Though down from 2012 record levels, pork exports last year exceeded $6 billion, fueling optimism about demand prospects for the remainder of 2014, the Pork Checkoff suggests.
At the end of 2013, 4.73 billion pounds of pork and pork variety meats valued at $6.05 billion dollars had been exported, down 5% and 4%, respectively, from 2012.
"Even though we saw a decrease in some markets in 2013, we continue to see incredible export opportunities," said Brian Zimmerman, chair of the Pork Checkoff's Trade Committee. "An increase in the global population and a growing middle class in countries that enjoy pork gives pig farmers a bright outlook. We expect demand to continue to grow in the year ahead."
Related: Chinese Pork Market Has Big Export Potential for U.S.
Mexico, Central and South America and the ASEAN region posted particularly strong results to bring the December's totals up slightly from levels of a year ago. In addition, through December total exports to South Korea, Australia and New Zealand were the highest of the year.
Trade agreements add optimism
Current negotiations for two additional free trade agreements – the Trans-Pacific Partnership and Transatlantic Trade and Investment Partnership – could positively impact U.S. pork exports, the Checkoff says.
The Trans-Pacific Partnership could open and expand markets in the Asia Pacific region, with high potential to increase exports to Japan, Vietnam and Australia. The Transatlantic Trade and Investment Partnership, a trade agreement with the European Union, could also greatly increase U.S. pork sales.
• The top five markets in total pounds of pork exported were: Mexico (1.4 billion pounds), Japan (937 million pounds), China and Hong Kong (920 million pounds), Canada (501 million pounds), and Central and South America (268 million pounds).
• The top five markets in total dollar value exported were: Japan ($1.885 billion), Mexico ($1.22 billion), China and Hong Kong ($903 million), Canada ($844 million), and Central and South America ($306 million).
Meanwhile, demand at home also grew by 5.6% in 2013. According to calculations from Pork Checkoff economist Dr. Steve Meyer, domestic real per capita expenditures increased nearly every month in 2013.
Related: Pork Quality Drives Consumers
The Checkoff says education campaigns, the adoption of new pork cut names, and reinforcement of pork's ideal cooking temperature were key consumer messages.
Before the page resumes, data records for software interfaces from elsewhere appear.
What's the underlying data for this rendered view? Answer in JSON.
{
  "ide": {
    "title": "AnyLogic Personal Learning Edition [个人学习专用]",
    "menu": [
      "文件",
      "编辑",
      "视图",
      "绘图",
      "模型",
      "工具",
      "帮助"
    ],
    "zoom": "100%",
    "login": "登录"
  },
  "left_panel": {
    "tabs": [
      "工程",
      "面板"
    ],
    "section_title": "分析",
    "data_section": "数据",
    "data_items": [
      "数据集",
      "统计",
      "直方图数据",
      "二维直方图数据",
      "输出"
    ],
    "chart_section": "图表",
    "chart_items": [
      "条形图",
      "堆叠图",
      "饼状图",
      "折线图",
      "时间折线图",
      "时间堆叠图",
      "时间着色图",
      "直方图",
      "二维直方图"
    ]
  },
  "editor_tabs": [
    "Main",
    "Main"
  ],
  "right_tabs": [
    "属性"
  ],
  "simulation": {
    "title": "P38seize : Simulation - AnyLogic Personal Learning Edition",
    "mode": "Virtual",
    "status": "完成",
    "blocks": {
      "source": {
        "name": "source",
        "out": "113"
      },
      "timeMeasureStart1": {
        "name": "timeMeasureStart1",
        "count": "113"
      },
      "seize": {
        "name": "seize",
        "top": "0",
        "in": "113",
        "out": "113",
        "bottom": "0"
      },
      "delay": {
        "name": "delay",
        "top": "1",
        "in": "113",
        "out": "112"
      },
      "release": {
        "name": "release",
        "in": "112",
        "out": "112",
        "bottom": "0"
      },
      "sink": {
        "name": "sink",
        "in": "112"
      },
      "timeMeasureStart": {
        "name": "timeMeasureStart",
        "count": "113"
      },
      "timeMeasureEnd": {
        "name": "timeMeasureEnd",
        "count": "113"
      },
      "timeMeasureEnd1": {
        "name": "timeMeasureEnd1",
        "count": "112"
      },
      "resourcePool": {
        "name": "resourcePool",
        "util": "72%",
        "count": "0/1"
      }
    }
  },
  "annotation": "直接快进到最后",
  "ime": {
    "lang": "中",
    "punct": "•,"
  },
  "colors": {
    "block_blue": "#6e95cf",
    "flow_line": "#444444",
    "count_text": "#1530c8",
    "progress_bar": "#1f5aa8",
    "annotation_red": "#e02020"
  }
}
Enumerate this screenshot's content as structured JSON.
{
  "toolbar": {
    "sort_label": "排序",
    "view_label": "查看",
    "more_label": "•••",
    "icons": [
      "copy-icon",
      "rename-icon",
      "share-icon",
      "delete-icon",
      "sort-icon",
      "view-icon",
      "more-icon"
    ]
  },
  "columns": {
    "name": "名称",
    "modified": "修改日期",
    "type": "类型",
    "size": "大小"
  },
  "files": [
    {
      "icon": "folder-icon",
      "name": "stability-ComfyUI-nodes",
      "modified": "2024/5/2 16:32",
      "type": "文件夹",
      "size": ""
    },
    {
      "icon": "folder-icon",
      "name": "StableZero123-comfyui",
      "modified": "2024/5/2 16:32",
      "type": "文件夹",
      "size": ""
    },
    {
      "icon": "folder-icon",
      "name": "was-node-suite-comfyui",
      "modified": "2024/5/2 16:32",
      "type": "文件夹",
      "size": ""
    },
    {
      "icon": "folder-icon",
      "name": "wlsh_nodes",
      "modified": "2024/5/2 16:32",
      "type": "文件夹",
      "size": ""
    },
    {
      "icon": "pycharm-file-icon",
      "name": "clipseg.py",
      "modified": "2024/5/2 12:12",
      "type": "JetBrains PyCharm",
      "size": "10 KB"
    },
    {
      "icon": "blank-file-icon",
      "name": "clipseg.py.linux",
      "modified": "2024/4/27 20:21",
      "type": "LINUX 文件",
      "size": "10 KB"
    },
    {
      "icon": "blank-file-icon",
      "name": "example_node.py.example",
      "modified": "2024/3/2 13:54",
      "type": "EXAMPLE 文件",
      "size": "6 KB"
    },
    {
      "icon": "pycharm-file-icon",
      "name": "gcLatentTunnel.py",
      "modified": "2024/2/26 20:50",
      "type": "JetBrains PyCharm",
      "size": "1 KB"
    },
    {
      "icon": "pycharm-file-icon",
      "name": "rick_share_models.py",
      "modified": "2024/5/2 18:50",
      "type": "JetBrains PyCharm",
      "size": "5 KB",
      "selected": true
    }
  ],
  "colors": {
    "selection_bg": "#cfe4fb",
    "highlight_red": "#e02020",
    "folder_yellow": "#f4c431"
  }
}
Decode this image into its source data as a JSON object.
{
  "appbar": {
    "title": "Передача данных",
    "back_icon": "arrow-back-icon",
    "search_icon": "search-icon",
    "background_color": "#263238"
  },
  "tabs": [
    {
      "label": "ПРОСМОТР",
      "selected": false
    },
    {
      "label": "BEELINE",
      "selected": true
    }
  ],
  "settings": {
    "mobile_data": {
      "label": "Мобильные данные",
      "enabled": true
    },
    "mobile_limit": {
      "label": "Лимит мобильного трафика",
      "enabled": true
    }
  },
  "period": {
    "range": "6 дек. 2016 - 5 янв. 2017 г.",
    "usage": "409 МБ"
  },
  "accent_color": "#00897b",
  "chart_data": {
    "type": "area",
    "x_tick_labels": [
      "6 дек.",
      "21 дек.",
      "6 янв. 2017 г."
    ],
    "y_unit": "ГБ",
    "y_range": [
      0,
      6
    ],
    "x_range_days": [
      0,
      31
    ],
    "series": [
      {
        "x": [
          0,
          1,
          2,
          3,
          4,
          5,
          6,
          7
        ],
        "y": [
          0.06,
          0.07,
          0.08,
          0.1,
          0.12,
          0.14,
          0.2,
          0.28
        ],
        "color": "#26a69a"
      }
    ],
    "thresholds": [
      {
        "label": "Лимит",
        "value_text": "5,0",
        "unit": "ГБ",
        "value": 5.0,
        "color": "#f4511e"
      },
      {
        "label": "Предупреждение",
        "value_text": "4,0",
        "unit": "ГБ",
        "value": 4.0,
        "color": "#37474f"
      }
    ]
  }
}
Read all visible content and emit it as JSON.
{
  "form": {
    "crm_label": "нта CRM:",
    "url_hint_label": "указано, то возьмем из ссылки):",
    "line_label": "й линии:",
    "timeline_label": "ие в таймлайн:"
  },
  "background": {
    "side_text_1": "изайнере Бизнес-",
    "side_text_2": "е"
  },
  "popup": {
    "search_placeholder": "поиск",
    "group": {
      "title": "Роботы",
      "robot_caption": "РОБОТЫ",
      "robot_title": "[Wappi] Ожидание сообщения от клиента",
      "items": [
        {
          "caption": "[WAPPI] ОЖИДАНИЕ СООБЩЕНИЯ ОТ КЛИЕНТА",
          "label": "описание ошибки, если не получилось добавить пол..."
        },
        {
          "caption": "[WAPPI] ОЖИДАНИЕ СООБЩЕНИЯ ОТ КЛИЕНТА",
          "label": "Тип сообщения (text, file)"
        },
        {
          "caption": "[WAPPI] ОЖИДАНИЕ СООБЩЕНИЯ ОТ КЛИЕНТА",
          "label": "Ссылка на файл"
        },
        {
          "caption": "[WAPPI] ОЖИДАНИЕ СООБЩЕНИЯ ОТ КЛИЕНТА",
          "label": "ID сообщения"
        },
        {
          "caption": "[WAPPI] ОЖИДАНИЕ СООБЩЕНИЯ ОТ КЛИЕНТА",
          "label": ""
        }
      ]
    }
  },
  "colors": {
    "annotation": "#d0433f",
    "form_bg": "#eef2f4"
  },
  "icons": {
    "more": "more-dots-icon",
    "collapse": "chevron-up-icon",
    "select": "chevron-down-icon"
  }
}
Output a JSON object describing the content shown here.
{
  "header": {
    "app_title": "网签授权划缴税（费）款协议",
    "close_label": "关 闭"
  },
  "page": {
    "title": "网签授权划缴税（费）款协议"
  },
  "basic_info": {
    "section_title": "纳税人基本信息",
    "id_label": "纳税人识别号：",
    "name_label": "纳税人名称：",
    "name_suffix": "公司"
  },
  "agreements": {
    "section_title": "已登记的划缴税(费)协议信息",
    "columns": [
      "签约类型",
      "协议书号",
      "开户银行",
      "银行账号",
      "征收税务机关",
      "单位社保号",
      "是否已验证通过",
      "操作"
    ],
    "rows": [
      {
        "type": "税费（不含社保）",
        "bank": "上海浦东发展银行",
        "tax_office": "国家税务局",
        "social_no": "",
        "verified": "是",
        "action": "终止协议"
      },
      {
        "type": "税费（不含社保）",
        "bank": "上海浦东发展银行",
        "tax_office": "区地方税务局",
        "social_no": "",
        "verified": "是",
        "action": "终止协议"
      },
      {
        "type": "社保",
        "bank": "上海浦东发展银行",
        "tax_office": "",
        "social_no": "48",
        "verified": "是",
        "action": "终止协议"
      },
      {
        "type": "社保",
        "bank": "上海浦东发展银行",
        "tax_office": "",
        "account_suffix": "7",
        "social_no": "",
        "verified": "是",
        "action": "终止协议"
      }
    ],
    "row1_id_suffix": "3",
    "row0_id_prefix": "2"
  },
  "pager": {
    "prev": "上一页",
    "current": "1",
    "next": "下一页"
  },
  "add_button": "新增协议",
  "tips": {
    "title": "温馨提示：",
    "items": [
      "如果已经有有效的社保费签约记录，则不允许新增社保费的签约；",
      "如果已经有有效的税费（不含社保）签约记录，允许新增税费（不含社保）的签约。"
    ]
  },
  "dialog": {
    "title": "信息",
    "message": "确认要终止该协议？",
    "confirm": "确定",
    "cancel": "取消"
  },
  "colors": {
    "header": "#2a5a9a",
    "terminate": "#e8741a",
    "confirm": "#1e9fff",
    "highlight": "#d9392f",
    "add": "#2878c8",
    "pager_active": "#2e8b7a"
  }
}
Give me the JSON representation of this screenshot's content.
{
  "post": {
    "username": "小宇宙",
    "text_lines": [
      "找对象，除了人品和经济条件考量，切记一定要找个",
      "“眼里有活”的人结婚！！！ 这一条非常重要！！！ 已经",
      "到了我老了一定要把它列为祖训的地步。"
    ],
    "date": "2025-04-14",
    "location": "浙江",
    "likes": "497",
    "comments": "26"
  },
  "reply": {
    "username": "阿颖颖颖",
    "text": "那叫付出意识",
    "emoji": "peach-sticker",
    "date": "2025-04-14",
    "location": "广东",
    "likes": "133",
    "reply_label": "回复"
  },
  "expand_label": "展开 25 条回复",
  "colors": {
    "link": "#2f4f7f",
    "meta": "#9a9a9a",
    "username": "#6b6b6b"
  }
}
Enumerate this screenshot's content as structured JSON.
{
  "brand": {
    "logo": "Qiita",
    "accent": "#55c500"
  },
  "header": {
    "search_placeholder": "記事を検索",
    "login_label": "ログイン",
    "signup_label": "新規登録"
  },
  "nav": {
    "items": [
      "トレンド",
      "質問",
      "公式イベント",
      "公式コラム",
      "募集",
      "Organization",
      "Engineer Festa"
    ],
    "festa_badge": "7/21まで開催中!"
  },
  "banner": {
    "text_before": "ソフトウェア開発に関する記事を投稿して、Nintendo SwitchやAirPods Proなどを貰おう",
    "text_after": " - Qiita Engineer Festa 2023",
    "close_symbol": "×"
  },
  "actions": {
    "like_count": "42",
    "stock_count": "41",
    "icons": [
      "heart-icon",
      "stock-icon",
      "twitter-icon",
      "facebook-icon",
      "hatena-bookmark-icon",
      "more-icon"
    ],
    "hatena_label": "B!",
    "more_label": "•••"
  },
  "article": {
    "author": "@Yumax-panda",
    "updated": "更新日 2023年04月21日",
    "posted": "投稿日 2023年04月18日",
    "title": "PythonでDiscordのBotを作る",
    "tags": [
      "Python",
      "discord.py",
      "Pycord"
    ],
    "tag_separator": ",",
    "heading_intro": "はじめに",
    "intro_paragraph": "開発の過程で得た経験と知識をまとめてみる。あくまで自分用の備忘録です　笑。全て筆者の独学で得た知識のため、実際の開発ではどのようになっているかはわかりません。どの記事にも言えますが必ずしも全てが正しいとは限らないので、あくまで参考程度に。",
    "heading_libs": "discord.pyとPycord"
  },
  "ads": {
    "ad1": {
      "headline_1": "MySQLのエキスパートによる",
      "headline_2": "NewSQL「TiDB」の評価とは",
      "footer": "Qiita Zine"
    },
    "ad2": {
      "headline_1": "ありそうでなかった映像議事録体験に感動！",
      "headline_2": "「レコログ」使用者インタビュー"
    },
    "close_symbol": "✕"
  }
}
"New domestic product marketing opportunities combined with growing interest from Mexico, Japan and China – our top three global markets – is helping U.S. pork farmers introduce quality pork to consumers down the street and around the globe," Zimmerman said.
Source: Pork Checkoff